Long-Run Theory of Cost
Long-Run Theory of Cost.
When all inputs can be varied, there is a least-cost method of producing each possible level of output. Thus, with given input prices, there is a minimum achievable cost for each level of output, we obtain the long-run average cost of producing each level of output. This is referred to as long run average cost (LRAC) and it is shown in the following diagram
The LRAC curve is the boundary between attainable and unattainable levels cost. Since the lowest attainable cost of producing, q0 is C0 per unit of output, there is a point E0 on the LRAC curve. Now, in case a firm producing at E0 desires to increase output to q1. In the short run, it will not be able to vary all inputs, and thus unit costs above C1 , say C2, must be accepted. In the long run a plant that is the optional size for producing output q1 can be built and costs of C1 can be attained.
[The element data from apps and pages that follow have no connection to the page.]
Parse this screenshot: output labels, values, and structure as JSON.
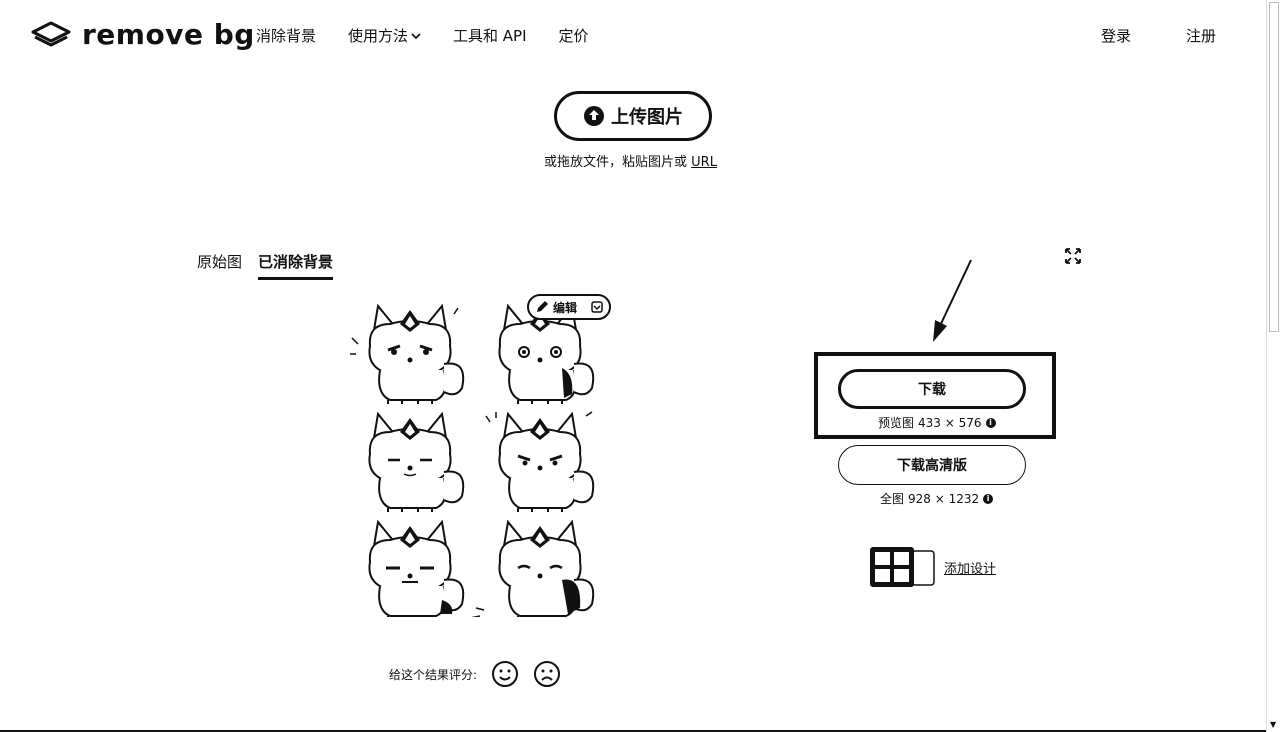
{
  "brand": {
    "name": "remove bg"
  },
  "nav": {
    "items": [
      "消除背景",
      "使用方法",
      "工具和 API",
      "定价"
    ]
  },
  "auth": {
    "login": "登录",
    "signup": "注册"
  },
  "upload": {
    "button": "上传图片",
    "hint": "或拖放文件，粘贴图片或",
    "url": "URL"
  },
  "tabs": [
    "原始图",
    "已消除背景"
  ],
  "edit": {
    "label": "编辑"
  },
  "download": {
    "button": "下载",
    "preview_label": "预览图",
    "preview_size": "433 × 576",
    "hd_button": "下载高清版",
    "full_label": "全图",
    "full_size": "928 × 1232"
  },
  "add_design": {
    "label": "添加设计"
  },
  "rating": {
    "label": "给这个结果评分:"
  },
  "colors": {
    "primary": "#111111",
    "background": "#ffffff"
  }
}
At output qm the firm attains its lowest possible per unit cost of production for the given technology and input prices.
In the long run the cost minimisation requires that the long run average cost (LRAC) curve encloses a series of short run average total cost curves by being tangent to them. That is why the LRAC is also called an ‘envelope’ curve. Each short run average total cost (SRATC) curve is tangent to the LRAC at the level of output for which the quantity of the fixed factor is optimal, and lies above it for all other levels of output. This is shown in the following diagram
For every point on the LRAC curve, there is an associated SRATC. Curve tangent to that point. Each short run curve shows how costs vary if output varies, with the fixed factor held constant at the level that is optimal for the output at the tangency point. As a result, each SRATC curve touches the LRAC curve at one point and lies above it at all other points. This makes the LRAC curve the envelope of the SRATC curves.